OBJECTIVE: To test the reproducibility of tests and criteria for generalized joint hypermobility (GJH) and benign joint hypermobility syndrome (BJHS). METHODS: A standardized protocol for clinical reproducibility studies was followed using a three-phase study (with a training, an overall agreement and a test phase). An overall agreement of at least 0.80 was required to proceed to the test phase. Phases 1, 2 and 3 used 14 patients (with varying degrees of hypermobility), 20 patients (50% cases) and 40 patients (50% cases), respectively. The inclusion criterion for cases was hypermobility (patients with Ehlers-Danlos Syndrome or BJHS) and for controls, non-hypermobility (patients with shoulder and/or back pain); patients were selected from patients' files (phases 1 and 2) or included consecutively from our outpatient clinic (phase 3). RESULTS: The overall agreement in phase 2 was 0.95 for GJH and 0.90 for BJHS. Reproducibility for diagnosing GJH and BJHS in phase 3 showed kappa values of 0.74 and 0.84, respectively. Kappa in the Beighton tests for diagnosing GJH (currently or historically) was generally above 0.80, except for the fifth fingers and elbows (> or = 0.60). In the Brighton tests for diagnosing BJHS, kappa was above 0.73, except for the skin signs (0.63). Lowest kappa was found in the Rotes-Querol tests, where it was > or = 0.57, except for the right shoulder (0.31). CONCLUSION: We found a good-to-excellent reproducibility of tests and criteria for GJH and BJHS. Future research on the validity of the tests and criteria for joint hypermobility is urgently needed. (+info)

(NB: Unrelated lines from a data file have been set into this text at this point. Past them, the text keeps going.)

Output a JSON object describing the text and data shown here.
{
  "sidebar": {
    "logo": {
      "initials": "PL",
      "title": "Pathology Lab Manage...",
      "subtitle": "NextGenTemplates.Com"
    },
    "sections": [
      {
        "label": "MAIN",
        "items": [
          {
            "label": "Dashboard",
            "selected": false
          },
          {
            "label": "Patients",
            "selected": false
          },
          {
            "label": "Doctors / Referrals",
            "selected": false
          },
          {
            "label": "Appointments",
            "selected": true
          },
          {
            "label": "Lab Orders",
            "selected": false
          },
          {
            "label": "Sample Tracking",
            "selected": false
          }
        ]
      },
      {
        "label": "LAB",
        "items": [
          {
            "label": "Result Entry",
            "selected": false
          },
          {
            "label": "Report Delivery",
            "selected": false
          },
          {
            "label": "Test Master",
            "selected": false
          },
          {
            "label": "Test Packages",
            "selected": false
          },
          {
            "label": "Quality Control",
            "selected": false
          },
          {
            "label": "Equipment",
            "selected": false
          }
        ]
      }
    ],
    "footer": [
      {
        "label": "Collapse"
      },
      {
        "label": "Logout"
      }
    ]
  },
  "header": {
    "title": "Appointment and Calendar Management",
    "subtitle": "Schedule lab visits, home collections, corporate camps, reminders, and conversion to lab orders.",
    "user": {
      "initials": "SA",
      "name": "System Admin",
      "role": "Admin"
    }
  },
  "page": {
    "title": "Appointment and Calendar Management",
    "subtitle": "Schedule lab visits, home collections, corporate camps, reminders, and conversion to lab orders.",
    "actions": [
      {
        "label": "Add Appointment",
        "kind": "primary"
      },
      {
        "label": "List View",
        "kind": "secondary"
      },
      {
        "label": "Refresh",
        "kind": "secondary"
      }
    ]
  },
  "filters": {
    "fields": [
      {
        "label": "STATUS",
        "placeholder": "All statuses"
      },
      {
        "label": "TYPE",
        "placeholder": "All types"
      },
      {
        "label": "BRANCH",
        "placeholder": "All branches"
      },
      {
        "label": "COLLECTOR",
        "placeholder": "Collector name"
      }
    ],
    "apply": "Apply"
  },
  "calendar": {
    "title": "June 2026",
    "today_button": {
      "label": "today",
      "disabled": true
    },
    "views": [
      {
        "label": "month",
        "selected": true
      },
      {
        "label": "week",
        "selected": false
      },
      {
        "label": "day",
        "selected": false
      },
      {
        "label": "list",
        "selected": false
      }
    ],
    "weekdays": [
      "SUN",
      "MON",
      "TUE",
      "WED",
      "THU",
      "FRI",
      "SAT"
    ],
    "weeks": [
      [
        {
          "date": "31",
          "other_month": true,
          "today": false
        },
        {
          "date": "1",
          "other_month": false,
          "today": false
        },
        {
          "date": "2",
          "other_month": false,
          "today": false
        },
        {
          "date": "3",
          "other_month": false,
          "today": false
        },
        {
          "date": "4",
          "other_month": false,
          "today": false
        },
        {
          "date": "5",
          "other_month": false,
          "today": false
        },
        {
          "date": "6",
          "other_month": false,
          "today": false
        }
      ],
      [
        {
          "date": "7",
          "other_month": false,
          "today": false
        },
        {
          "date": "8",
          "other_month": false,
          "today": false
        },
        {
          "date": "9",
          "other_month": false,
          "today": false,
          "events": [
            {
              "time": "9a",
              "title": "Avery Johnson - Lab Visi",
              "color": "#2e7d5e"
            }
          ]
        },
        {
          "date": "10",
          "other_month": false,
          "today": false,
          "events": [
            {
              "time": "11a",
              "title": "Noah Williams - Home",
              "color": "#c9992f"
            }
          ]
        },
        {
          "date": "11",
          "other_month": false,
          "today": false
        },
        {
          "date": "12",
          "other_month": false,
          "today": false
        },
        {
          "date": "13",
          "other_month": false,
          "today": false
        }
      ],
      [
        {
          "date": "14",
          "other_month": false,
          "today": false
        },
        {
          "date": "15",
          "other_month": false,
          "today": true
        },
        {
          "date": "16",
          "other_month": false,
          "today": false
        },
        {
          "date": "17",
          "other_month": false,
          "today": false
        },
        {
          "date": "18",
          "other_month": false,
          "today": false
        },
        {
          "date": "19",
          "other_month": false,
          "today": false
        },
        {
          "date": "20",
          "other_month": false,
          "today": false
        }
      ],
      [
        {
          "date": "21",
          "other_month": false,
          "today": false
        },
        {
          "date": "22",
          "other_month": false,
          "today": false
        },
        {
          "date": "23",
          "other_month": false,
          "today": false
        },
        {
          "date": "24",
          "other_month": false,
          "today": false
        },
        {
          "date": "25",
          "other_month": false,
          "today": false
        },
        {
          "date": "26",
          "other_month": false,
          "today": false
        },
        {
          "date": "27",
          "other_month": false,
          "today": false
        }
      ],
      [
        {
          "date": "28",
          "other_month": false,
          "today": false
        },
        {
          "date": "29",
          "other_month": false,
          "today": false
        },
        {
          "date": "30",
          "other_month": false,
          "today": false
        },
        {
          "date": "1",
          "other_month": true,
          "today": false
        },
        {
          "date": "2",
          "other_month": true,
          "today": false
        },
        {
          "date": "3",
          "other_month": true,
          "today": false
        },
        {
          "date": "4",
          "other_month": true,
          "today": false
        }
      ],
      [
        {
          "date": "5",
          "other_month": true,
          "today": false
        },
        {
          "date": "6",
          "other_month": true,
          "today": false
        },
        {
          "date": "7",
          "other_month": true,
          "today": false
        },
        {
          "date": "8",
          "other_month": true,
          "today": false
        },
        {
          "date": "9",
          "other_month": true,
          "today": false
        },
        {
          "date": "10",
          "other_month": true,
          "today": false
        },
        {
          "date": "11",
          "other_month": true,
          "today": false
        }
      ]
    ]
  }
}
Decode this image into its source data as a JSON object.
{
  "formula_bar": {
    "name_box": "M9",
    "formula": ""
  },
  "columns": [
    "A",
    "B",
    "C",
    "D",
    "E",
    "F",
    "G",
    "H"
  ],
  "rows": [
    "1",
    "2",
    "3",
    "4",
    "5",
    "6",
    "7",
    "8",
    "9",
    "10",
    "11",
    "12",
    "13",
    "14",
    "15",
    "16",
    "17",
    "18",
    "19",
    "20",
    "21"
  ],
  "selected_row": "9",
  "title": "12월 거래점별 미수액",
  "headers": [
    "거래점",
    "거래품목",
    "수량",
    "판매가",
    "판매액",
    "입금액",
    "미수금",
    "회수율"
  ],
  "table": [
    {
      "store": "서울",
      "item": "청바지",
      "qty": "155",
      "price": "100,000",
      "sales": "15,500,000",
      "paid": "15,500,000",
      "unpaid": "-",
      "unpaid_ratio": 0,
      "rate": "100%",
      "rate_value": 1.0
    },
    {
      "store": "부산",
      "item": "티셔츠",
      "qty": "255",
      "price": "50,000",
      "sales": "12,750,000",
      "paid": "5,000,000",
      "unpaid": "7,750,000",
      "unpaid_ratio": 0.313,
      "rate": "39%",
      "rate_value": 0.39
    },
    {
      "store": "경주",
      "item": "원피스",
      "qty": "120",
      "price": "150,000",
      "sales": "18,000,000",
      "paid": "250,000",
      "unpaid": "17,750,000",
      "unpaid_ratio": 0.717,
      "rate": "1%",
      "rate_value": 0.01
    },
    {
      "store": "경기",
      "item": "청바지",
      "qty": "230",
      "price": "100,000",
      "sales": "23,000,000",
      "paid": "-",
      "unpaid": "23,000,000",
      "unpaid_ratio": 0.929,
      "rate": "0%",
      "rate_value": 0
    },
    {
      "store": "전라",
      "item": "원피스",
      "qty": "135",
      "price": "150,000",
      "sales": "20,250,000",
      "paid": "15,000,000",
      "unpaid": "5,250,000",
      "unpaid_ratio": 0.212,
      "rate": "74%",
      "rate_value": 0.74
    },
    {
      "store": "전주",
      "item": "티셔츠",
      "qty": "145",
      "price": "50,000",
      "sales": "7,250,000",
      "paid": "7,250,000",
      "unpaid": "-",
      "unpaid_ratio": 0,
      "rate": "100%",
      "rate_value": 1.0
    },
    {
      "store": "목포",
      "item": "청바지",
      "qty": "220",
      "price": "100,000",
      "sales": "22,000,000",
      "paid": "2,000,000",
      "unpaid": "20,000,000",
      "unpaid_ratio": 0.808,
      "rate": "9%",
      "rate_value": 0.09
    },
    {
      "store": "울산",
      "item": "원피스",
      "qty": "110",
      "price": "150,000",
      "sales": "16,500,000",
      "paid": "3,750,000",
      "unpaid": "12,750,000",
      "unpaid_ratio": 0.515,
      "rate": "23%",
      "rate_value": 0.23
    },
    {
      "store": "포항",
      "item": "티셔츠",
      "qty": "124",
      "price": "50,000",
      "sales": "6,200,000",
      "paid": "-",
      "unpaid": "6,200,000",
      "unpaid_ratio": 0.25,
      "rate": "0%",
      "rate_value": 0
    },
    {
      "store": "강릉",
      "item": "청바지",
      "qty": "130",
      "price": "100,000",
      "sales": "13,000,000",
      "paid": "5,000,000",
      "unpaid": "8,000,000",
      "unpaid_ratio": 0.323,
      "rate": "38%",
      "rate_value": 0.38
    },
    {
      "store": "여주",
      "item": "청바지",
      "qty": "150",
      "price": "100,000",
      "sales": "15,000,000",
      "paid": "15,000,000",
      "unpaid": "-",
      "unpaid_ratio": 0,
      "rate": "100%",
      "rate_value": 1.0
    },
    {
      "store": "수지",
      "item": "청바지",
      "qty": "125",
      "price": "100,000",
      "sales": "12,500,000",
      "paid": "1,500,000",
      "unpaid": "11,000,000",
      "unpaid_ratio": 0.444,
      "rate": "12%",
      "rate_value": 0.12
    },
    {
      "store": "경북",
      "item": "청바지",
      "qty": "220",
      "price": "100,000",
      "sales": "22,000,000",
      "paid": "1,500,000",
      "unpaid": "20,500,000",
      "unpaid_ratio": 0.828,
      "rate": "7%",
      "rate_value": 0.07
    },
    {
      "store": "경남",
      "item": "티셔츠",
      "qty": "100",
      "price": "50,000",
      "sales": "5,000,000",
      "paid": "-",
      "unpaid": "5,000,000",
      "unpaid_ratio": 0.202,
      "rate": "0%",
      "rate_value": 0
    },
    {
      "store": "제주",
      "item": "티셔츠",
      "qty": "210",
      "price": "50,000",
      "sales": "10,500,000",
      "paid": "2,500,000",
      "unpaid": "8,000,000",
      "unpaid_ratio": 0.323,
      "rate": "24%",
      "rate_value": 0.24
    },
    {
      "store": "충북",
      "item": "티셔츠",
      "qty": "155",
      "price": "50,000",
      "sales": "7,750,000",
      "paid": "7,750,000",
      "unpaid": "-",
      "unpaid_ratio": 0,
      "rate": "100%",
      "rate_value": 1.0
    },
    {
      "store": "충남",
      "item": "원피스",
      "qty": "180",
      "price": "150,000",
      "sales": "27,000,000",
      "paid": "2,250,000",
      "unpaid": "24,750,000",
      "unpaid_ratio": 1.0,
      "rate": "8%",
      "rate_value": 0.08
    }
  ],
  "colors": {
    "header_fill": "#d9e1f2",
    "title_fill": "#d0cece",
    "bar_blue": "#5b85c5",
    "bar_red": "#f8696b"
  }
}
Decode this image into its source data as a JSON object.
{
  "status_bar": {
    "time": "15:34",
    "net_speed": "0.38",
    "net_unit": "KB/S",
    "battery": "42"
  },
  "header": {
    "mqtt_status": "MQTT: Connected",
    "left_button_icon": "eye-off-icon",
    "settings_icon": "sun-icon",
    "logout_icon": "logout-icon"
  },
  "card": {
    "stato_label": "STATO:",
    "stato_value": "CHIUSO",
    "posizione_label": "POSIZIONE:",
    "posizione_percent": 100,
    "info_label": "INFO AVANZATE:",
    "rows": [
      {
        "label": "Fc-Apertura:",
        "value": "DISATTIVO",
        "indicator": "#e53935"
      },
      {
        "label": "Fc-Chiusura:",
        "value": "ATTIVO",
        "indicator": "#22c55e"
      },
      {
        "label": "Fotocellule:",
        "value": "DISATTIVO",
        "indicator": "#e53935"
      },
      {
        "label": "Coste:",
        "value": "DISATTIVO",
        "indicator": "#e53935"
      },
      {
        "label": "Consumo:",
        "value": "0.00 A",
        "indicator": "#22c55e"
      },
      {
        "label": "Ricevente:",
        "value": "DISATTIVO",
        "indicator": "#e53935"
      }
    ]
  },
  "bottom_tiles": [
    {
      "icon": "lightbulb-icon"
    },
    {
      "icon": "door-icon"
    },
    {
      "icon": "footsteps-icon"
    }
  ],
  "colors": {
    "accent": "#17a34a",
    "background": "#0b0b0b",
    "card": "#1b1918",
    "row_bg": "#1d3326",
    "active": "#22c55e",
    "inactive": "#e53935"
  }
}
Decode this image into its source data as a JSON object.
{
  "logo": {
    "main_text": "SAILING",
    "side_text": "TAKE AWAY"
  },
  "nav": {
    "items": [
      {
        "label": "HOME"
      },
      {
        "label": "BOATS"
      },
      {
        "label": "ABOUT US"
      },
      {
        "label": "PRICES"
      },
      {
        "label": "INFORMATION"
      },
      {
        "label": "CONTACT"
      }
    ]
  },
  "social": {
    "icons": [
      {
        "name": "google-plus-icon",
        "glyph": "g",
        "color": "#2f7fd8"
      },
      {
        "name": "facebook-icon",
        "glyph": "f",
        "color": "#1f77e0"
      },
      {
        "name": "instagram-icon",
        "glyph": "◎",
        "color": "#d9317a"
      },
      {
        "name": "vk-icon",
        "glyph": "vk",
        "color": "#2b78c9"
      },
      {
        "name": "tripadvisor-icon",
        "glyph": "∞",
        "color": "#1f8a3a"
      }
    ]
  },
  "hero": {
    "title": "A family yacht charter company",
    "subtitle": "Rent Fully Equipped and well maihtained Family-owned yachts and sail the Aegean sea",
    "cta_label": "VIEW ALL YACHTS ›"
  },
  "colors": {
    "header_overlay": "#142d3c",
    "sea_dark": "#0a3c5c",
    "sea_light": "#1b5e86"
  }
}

(8/95) Relationships among severity of osteonecrosis, pain, range of motion, and functional mobility in children, adolescents, and young adults with acute lymphoblastic leukemia.